Spain has tipped back into recession, official data showed Monday, grim news for a cash-strapped economy hobbled by rising debt, soaring unemployment and deeply troubled banks.
Spain's gross domestic product shrank by 0.3 percent in the first quarter of 2012, equalling the slump in the final quarter of 2011, according to preliminary data from the National Statistics Institute.
The return to recession, blamed on weak domestic demand only partially compensated by exports, comes barely two years after Spain emerged from the last downturn at the start of 2010.
It was no surprise just days after an even more pessimistic diagnosis by Bank of Spain, which estimated the economy shrank 0.4 percent in the first quarter.
Despite growing opposition to cuts during a recession with 24.4-percent unemployment in the first quarter, the government has vowed to meet its tough deficit-cutting targets so as to regain market confidence.
Tens of thousands of people took the streets on Sunday to protest against the conservative Popular Party's austerity measures, especially those affecting health care and education.
"Looking ahead, we fear that things are likely to get worse before they get better," warned INGeconomist Martin van Vliet.

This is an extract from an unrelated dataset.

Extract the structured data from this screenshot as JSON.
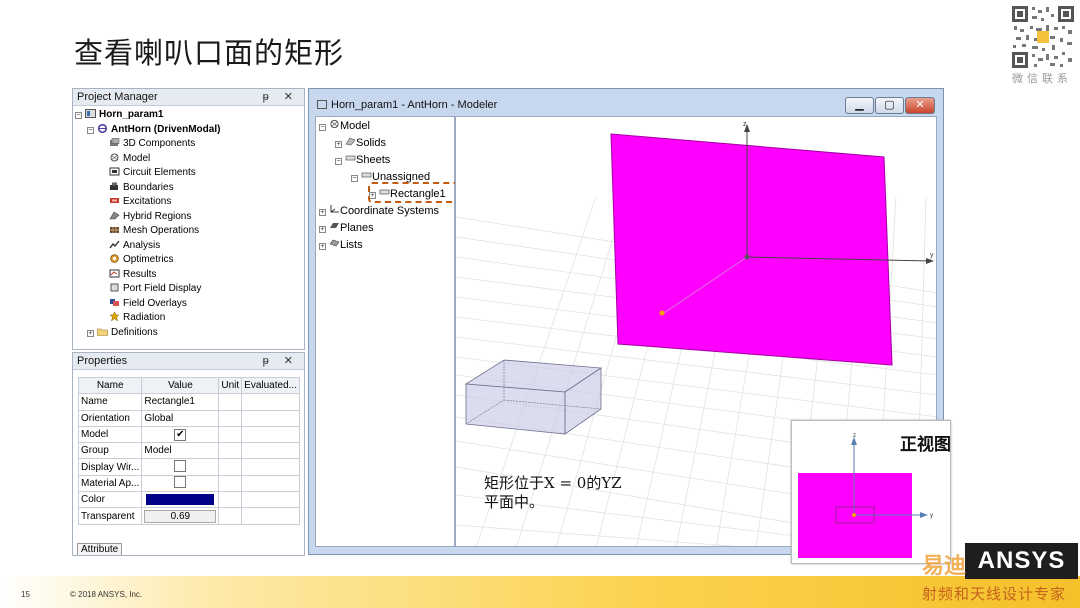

"Indeed, the ongoing drag from real estate and the sheer scale of Spain's planned fiscal adjustment -- more than four percent of GDP this year -- mean that the recession will almost certainly deepen in the coming quarters, pushing unemployment to even more dramatic highs."
Doubts about Spain's ability to meet its deficit goals have been amplified by the plight of the banks, many bogged down in bad loans extended during a property boom which collapsed in 2008.
Standard & Poor's on Monday downgraded the ratings of the top Spanish banks, including Santander and BBVA, after slashing the country's credit standing because of the deficit and recession.
The banks affected include Santander and its subsidiary Banesto, BBVA, Banco Sabadell, Ibercaja, Kutxabank, Banca Civica, Bankinter and the local unit of Barclays.
An economy ministry official, who declined to be named, said the government was studying a scheme to allow banks to split off their bad loans and place them into a separate agency.
The agency would not be a 'bad bank' -- a special vehicle used in countries such as Ireland to help stabilise the banking system -- because the state itself would take no part, the official said.
Banks that joined the scheme would have to set aside financial provisions that recognise the sharply reduced market value of the loans, extended during the housing bubble.
"It is so banks can go back to doing their work as banks and someone else can take care of selling the assets," the official said.
Bank of Spain figures on Friday showed commercial banks held problem real estate loans worth 184 billion euros, some 60 percent of their property portfolio at the end of 2011.
The ratio of bad loans -- those at least three months in arrears -- hit an 18-year high in February of 8.15 percent of total credit extended, the highest since 1994, central bank figures show.
"While we see the 'bad bank' scheme currently being contemplated by the Spanish government as a positive step towards more clarity, it is unlikely to improve the banking sector's capital position unless accompanied by capital injections," ING's Van Vliet said.
Spain aims to lower the public deficit -- the shortfall in revenues to spending -- to 5.3 percent of GDP this year and 3.0 percent of GDP next year, after allowing it to hit 8.5 percent of GDP in 2011.
The accumulated public debt is officially forecast to leap to 79.8 percent of GDP this year from 68.5 percent at the end of 2011.